What you will do: Give the listing below again exactly, but without any of its pictures.

Given data:
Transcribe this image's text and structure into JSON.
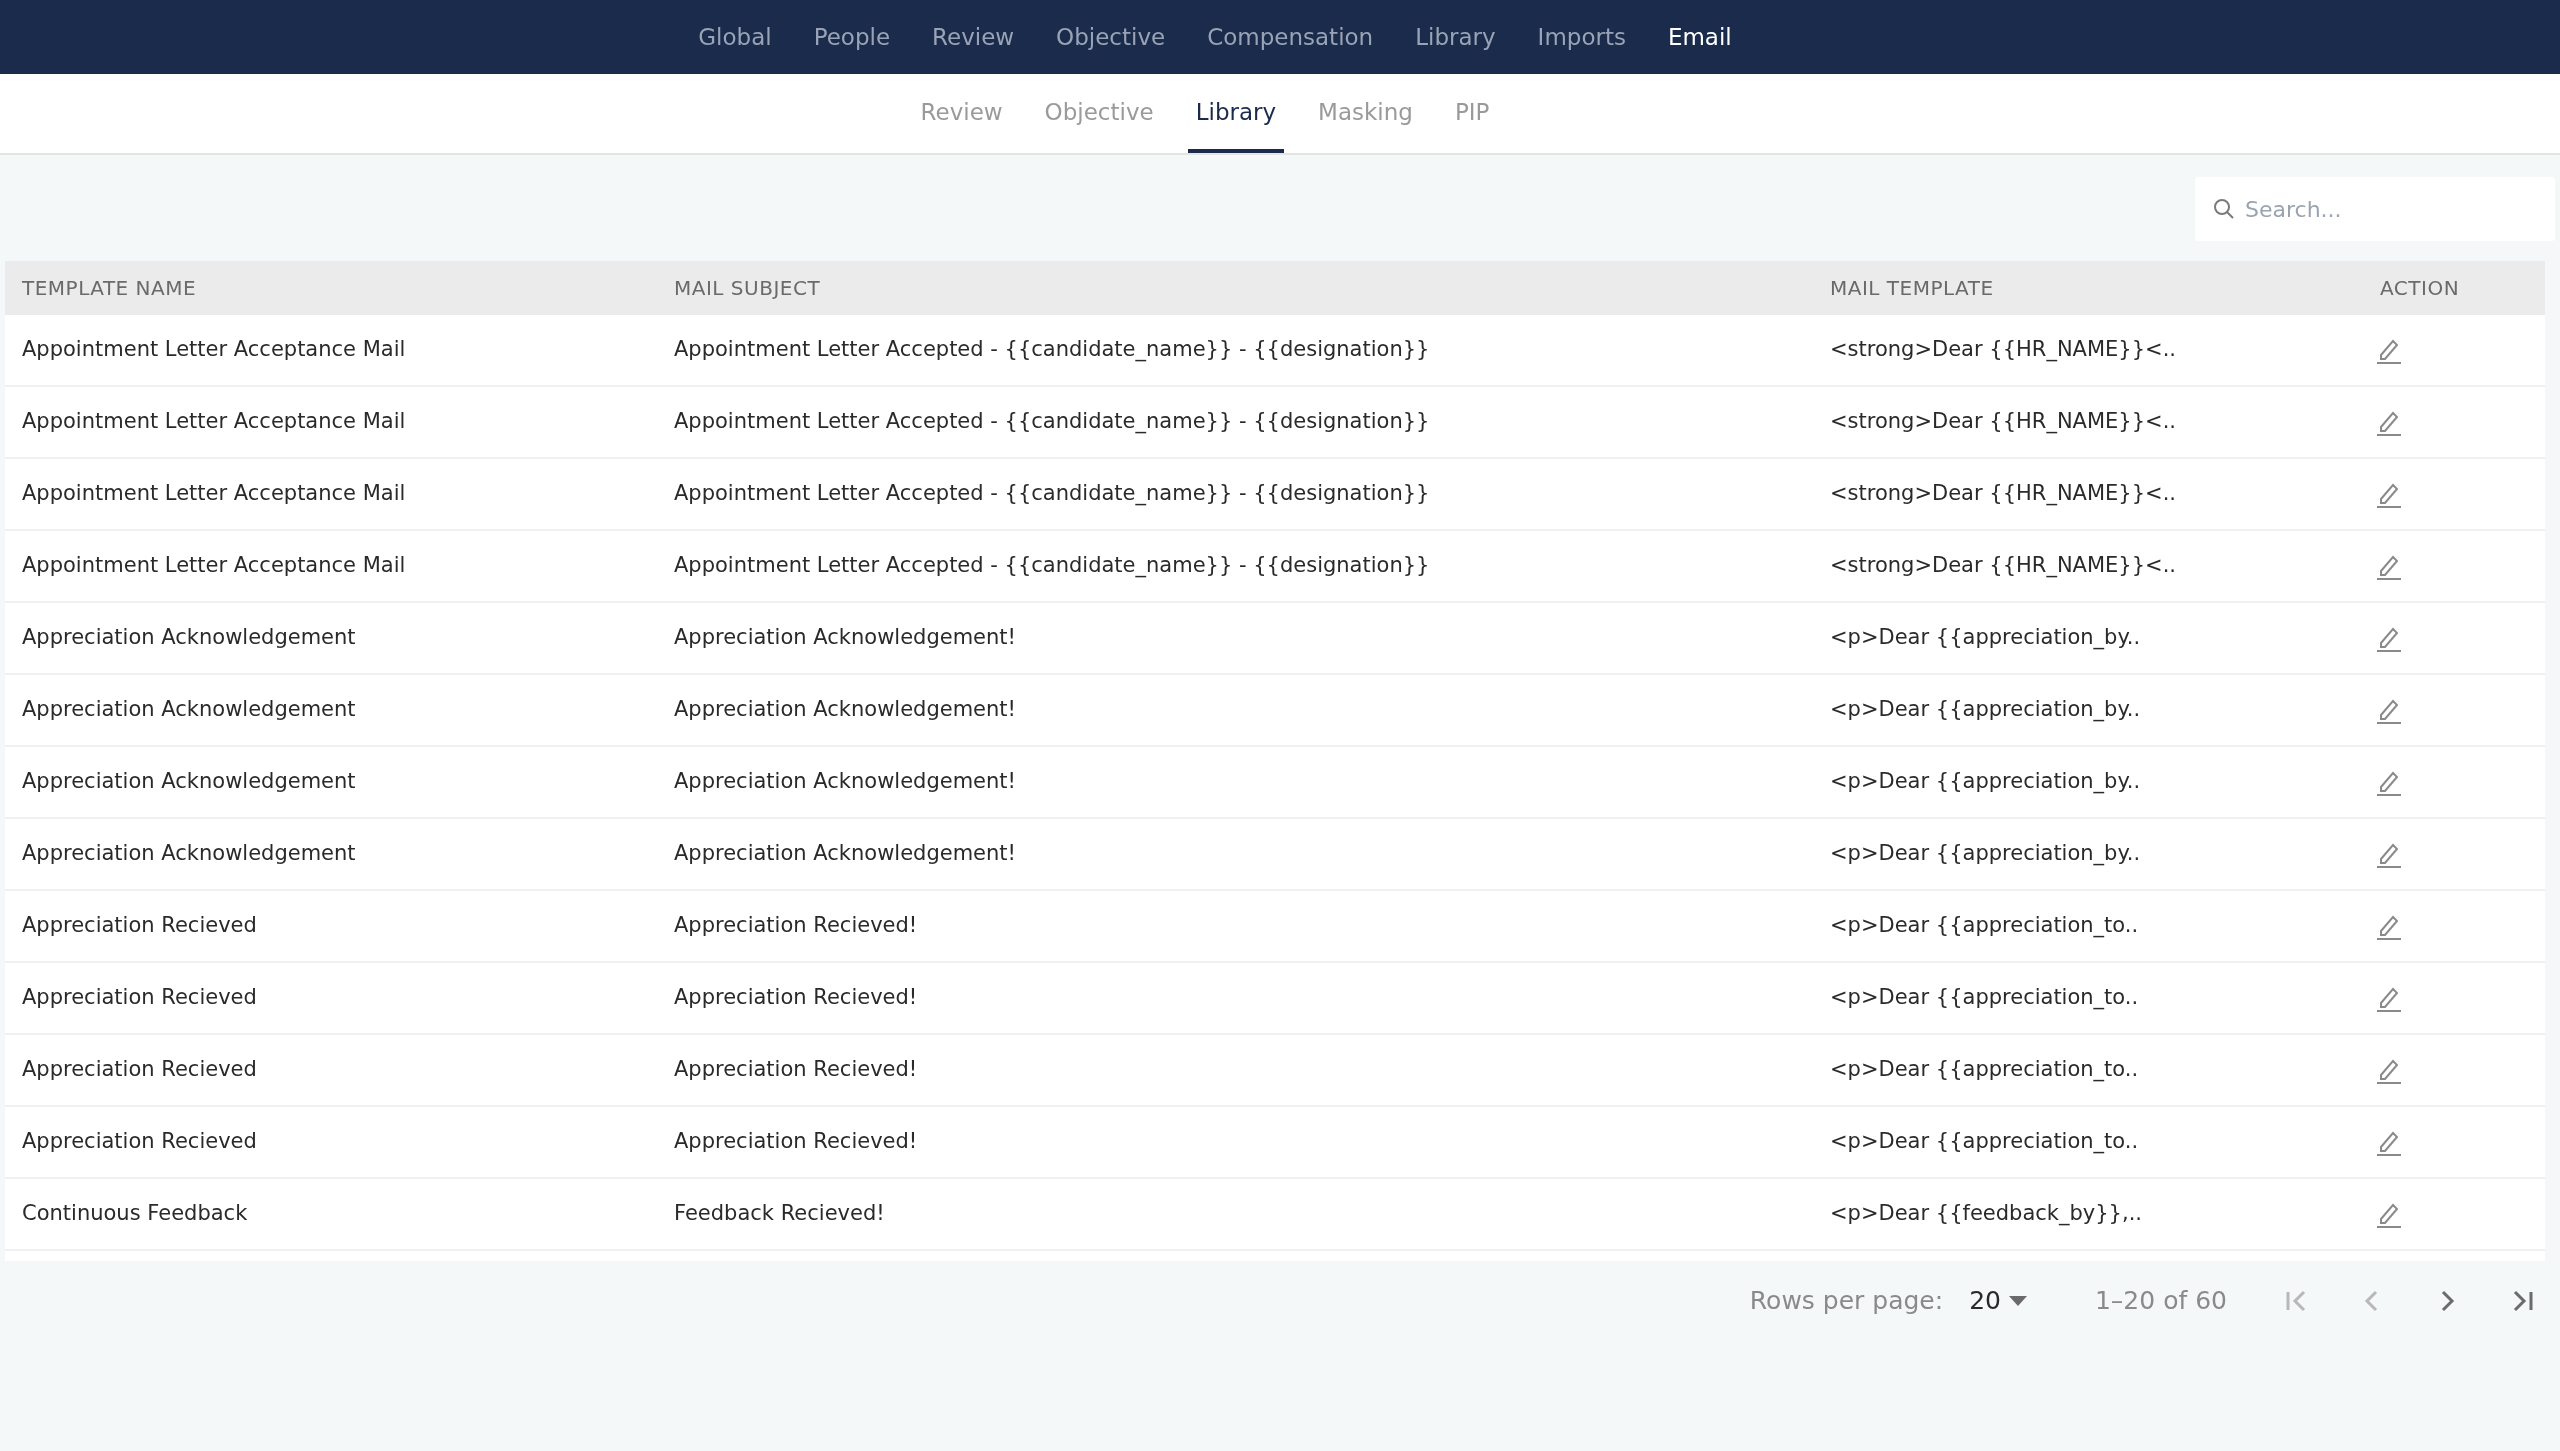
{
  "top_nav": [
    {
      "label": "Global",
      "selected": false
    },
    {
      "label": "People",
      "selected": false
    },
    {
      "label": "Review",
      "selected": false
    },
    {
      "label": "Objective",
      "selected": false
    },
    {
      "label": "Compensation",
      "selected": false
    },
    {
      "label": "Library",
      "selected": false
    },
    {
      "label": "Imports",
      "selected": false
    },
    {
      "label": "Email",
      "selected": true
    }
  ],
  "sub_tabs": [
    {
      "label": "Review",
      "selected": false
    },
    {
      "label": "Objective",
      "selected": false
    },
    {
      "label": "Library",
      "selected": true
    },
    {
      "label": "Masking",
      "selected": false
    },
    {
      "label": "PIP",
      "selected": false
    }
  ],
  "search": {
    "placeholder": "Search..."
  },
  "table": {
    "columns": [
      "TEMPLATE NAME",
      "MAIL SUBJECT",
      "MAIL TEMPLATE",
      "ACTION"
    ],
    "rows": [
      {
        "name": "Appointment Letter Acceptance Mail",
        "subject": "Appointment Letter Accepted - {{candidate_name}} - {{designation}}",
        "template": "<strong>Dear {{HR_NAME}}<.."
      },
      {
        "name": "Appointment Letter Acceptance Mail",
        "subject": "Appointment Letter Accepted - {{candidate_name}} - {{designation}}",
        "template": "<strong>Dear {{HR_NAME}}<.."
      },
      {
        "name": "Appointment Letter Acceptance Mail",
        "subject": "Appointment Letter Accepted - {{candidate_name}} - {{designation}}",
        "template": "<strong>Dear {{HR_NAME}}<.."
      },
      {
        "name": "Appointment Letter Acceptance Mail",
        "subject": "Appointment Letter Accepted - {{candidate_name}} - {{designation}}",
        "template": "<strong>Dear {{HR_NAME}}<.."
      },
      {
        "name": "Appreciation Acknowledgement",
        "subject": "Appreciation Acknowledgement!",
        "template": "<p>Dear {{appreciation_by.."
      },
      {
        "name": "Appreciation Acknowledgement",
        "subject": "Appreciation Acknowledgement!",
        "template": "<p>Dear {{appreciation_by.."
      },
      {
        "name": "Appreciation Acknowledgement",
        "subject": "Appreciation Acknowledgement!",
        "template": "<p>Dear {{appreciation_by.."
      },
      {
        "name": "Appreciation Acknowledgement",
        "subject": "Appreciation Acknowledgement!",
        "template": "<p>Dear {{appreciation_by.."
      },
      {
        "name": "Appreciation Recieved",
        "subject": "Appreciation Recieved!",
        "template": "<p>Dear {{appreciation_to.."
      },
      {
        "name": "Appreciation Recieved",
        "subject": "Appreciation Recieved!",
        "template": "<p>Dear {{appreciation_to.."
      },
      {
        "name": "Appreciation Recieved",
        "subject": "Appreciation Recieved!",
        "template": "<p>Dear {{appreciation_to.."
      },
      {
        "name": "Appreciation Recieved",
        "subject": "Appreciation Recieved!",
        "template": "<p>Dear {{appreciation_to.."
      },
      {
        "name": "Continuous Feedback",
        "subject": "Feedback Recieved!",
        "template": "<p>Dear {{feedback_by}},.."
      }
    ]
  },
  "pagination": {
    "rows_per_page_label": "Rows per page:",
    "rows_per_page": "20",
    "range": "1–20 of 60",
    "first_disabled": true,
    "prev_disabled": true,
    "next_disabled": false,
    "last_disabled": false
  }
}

Expected output:
Transcribe this image's text and structure into JSON.
{
  "top_nav": [
    {
      "label": "Global",
      "selected": false
    },
    {
      "label": "People",
      "selected": false
    },
    {
      "label": "Review",
      "selected": false
    },
    {
      "label": "Objective",
      "selected": false
    },
    {
      "label": "Compensation",
      "selected": false
    },
    {
      "label": "Library",
      "selected": false
    },
    {
      "label": "Imports",
      "selected": false
    },
    {
      "label": "Email",
      "selected": true
    }
  ],
  "sub_tabs": [
    {
      "label": "Review",
      "selected": false
    },
    {
      "label": "Objective",
      "selected": false
    },
    {
      "label": "Library",
      "selected": true
    },
    {
      "label": "Masking",
      "selected": false
    },
    {
      "label": "PIP",
      "selected": false
    }
  ],
  "search": {
    "placeholder": "Search..."
  },
  "table": {
    "columns": [
      "TEMPLATE NAME",
      "MAIL SUBJECT",
      "MAIL TEMPLATE",
      "ACTION"
    ],
    "rows": [
      {
        "name": "Appointment Letter Acceptance Mail",
        "subject": "Appointment Letter Accepted - {{candidate_name}} - {{designation}}",
        "template": "<strong>Dear {{HR_NAME}}<.."
      },
      {
        "name": "Appointment Letter Acceptance Mail",
        "subject": "Appointment Letter Accepted - {{candidate_name}} - {{designation}}",
        "template": "<strong>Dear {{HR_NAME}}<.."
      },
      {
        "name": "Appointment Letter Acceptance Mail",
        "subject": "Appointment Letter Accepted - {{candidate_name}} - {{designation}}",
        "template": "<strong>Dear {{HR_NAME}}<.."
      },
      {
        "name": "Appointment Letter Acceptance Mail",
        "subject": "Appointment Letter Accepted - {{candidate_name}} - {{designation}}",
        "template": "<strong>Dear {{HR_NAME}}<.."
      },
      {
        "name": "Appreciation Acknowledgement",
        "subject": "Appreciation Acknowledgement!",
        "template": "<p>Dear {{appreciation_by.."
      },
      {
        "name": "Appreciation Acknowledgement",
        "subject": "Appreciation Acknowledgement!",
        "template": "<p>Dear {{appreciation_by.."
      },
      {
        "name": "Appreciation Acknowledgement",
        "subject": "Appreciation Acknowledgement!",
        "template": "<p>Dear {{appreciation_by.."
      },
      {
        "name": "Appreciation Acknowledgement",
        "subject": "Appreciation Acknowledgement!",
        "template": "<p>Dear {{appreciation_by.."
      },
      {
        "name": "Appreciation Recieved",
        "subject": "Appreciation Recieved!",
        "template": "<p>Dear {{appreciation_to.."
      },
      {
        "name": "Appreciation Recieved",
        "subject": "Appreciation Recieved!",
        "template": "<p>Dear {{appreciation_to.."
      },
      {
        "name": "Appreciation Recieved",
        "subject": "Appreciation Recieved!",
        "template": "<p>Dear {{appreciation_to.."
      },
      {
        "name": "Appreciation Recieved",
        "subject": "Appreciation Recieved!",
        "template": "<p>Dear {{appreciation_to.."
      },
      {
        "name": "Continuous Feedback",
        "subject": "Feedback Recieved!",
        "template": "<p>Dear {{feedback_by}},.."
      }
    ]
  },
  "pagination": {
    "rows_per_page_label": "Rows per page:",
    "rows_per_page": "20",
    "range": "1–20 of 60",
    "first_disabled": true,
    "prev_disabled": true,
    "next_disabled": false,
    "last_disabled": false
  }
}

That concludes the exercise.